*The task*: Go through the material below and please tally the lines that hold the word "shapes"; the number alone is the answer.

*Data provided*:
════

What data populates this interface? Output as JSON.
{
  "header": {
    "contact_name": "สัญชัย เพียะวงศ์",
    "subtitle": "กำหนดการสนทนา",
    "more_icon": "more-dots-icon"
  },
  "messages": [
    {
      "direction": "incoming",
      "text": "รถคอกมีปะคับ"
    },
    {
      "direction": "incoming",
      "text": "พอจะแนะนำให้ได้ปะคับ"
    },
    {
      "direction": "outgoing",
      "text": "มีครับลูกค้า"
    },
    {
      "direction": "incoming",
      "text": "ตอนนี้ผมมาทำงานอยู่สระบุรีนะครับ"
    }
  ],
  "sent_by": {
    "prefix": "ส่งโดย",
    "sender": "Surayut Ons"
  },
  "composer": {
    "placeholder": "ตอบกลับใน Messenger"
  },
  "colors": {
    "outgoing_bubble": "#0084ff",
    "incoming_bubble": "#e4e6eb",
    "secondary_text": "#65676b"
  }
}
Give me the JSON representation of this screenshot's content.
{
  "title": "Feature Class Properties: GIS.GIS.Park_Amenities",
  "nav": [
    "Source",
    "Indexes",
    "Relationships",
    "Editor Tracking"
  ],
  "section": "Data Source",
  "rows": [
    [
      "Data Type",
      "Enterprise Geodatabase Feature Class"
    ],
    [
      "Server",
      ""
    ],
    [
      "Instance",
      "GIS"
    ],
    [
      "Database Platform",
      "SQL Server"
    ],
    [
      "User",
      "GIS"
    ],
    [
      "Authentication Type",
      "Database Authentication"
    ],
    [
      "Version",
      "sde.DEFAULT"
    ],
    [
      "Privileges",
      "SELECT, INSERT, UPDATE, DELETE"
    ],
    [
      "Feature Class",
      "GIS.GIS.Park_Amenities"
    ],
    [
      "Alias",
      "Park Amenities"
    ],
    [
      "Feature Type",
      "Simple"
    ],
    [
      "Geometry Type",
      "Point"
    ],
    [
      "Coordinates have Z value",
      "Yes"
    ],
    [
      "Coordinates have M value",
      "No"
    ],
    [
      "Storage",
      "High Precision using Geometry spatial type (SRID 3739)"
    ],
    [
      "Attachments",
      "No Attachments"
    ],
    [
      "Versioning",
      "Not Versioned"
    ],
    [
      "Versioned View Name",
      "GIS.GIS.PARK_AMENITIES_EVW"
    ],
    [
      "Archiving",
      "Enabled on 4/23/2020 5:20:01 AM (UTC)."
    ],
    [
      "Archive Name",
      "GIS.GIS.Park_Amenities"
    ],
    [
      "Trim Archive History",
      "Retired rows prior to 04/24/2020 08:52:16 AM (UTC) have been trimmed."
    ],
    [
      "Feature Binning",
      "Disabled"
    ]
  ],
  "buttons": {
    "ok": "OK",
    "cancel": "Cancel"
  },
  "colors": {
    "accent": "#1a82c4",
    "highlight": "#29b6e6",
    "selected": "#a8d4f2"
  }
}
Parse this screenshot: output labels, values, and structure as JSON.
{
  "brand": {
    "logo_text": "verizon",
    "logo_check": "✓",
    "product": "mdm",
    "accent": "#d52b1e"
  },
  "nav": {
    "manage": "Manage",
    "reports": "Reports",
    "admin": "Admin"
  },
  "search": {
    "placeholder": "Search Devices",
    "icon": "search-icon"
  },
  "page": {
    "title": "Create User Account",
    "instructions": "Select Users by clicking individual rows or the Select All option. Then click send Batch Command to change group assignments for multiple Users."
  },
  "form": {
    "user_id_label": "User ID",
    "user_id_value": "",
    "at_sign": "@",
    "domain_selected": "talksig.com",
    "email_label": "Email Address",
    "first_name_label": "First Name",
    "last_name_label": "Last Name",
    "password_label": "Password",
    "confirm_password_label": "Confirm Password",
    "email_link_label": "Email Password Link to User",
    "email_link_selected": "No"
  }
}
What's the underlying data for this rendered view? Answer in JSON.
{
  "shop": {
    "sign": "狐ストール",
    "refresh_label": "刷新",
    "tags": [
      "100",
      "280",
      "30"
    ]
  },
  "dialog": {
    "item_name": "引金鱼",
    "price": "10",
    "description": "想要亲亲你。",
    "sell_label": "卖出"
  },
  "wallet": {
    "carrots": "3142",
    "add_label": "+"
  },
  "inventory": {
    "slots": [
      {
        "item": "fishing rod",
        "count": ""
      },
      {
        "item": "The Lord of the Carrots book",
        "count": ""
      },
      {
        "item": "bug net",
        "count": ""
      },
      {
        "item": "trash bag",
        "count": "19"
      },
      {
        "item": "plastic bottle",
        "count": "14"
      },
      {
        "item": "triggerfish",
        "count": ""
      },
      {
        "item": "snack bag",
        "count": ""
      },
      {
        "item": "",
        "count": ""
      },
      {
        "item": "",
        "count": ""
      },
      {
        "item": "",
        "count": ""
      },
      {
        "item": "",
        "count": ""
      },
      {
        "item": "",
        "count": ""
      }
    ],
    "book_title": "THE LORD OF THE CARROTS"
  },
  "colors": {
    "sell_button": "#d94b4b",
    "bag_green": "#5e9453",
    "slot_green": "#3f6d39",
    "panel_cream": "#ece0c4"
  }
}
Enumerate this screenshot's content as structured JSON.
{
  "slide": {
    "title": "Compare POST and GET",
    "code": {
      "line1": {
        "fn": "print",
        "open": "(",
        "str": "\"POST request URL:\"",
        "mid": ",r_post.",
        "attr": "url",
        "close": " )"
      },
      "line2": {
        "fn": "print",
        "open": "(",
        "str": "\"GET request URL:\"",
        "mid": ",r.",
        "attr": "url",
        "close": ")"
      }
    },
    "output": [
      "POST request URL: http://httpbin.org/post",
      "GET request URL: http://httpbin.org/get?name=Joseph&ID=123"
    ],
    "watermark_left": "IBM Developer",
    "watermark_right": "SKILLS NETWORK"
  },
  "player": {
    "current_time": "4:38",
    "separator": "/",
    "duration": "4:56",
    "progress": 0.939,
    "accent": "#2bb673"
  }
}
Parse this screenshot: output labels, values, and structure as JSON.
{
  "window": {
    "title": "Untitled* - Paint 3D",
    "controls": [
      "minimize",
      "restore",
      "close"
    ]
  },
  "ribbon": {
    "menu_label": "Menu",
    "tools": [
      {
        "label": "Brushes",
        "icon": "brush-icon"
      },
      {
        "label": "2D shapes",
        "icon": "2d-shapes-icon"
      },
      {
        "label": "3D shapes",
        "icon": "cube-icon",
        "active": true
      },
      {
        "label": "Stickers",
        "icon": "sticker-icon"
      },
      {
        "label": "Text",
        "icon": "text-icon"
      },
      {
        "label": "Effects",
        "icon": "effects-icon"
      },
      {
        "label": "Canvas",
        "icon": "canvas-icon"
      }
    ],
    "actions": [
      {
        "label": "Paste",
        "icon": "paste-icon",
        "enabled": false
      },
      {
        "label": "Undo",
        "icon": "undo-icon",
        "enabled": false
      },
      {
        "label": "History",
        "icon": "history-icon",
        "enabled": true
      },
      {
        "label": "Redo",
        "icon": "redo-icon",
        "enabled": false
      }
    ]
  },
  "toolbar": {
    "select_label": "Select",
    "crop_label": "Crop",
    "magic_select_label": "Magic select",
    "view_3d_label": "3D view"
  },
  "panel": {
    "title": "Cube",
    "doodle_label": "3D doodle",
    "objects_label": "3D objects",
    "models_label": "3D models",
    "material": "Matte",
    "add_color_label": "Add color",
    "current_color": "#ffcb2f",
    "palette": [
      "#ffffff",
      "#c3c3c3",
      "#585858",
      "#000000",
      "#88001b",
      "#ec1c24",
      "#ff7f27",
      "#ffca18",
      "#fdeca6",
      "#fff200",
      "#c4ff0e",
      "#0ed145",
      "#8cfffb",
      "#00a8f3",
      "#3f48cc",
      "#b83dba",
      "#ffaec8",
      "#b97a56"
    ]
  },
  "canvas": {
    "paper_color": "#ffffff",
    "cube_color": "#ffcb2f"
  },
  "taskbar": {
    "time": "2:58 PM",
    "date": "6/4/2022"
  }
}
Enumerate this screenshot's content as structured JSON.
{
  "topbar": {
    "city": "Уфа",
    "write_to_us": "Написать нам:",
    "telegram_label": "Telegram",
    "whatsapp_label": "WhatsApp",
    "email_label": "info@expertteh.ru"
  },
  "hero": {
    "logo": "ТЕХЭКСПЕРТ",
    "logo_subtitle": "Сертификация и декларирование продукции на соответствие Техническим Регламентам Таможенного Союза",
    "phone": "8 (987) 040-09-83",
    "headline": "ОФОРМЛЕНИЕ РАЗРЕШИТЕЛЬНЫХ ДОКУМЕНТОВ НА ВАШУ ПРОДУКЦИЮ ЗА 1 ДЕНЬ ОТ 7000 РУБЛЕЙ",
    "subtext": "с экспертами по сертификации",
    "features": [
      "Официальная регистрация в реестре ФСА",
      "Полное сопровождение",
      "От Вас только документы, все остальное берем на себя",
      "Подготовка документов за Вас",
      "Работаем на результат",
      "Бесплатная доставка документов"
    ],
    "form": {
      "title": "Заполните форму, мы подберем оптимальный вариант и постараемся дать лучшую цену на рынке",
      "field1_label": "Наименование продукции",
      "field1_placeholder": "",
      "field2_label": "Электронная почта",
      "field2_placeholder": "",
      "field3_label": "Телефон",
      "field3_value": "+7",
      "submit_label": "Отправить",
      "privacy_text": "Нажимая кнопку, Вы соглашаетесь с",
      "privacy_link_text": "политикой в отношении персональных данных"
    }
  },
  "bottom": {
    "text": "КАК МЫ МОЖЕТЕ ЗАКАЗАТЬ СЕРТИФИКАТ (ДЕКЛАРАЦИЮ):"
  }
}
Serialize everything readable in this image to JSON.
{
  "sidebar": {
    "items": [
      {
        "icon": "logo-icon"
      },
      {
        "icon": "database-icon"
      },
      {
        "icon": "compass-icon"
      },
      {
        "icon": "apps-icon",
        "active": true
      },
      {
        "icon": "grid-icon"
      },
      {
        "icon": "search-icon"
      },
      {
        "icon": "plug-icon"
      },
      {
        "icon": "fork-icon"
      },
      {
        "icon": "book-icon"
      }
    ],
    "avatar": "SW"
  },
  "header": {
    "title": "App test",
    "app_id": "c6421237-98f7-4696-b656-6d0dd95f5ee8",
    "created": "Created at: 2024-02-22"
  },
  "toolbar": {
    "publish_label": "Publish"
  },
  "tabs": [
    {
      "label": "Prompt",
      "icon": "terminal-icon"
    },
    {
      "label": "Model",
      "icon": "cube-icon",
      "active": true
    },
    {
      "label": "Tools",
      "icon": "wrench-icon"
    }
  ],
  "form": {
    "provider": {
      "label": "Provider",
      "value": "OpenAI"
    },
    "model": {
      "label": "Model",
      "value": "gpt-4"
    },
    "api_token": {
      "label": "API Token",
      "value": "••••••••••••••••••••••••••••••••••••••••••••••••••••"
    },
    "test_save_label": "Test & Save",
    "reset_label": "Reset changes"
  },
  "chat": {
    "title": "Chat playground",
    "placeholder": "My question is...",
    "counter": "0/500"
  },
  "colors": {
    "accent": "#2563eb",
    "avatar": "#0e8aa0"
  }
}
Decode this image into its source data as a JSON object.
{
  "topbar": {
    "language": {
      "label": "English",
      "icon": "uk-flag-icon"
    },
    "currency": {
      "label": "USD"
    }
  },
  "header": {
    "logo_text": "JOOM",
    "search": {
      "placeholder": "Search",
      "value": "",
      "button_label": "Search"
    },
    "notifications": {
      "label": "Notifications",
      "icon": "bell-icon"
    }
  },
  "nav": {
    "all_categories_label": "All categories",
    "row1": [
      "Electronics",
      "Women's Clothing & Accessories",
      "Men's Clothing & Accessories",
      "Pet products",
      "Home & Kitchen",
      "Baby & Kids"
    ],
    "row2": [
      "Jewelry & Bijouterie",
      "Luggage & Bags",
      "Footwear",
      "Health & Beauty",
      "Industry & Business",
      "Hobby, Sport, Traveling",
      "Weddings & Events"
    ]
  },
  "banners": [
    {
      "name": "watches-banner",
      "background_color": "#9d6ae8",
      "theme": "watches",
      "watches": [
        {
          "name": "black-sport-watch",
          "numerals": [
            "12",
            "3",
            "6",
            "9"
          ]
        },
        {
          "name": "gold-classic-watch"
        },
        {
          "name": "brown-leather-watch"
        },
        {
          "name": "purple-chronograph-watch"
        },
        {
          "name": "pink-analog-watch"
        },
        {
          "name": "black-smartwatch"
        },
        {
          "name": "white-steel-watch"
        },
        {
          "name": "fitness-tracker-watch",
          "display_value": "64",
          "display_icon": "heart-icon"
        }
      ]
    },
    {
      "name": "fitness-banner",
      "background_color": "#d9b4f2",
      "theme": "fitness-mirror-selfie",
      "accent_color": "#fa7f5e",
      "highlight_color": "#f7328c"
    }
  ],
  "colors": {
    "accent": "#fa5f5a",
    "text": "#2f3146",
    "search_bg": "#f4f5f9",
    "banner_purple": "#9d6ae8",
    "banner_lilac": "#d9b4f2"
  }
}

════

*Response box*: 3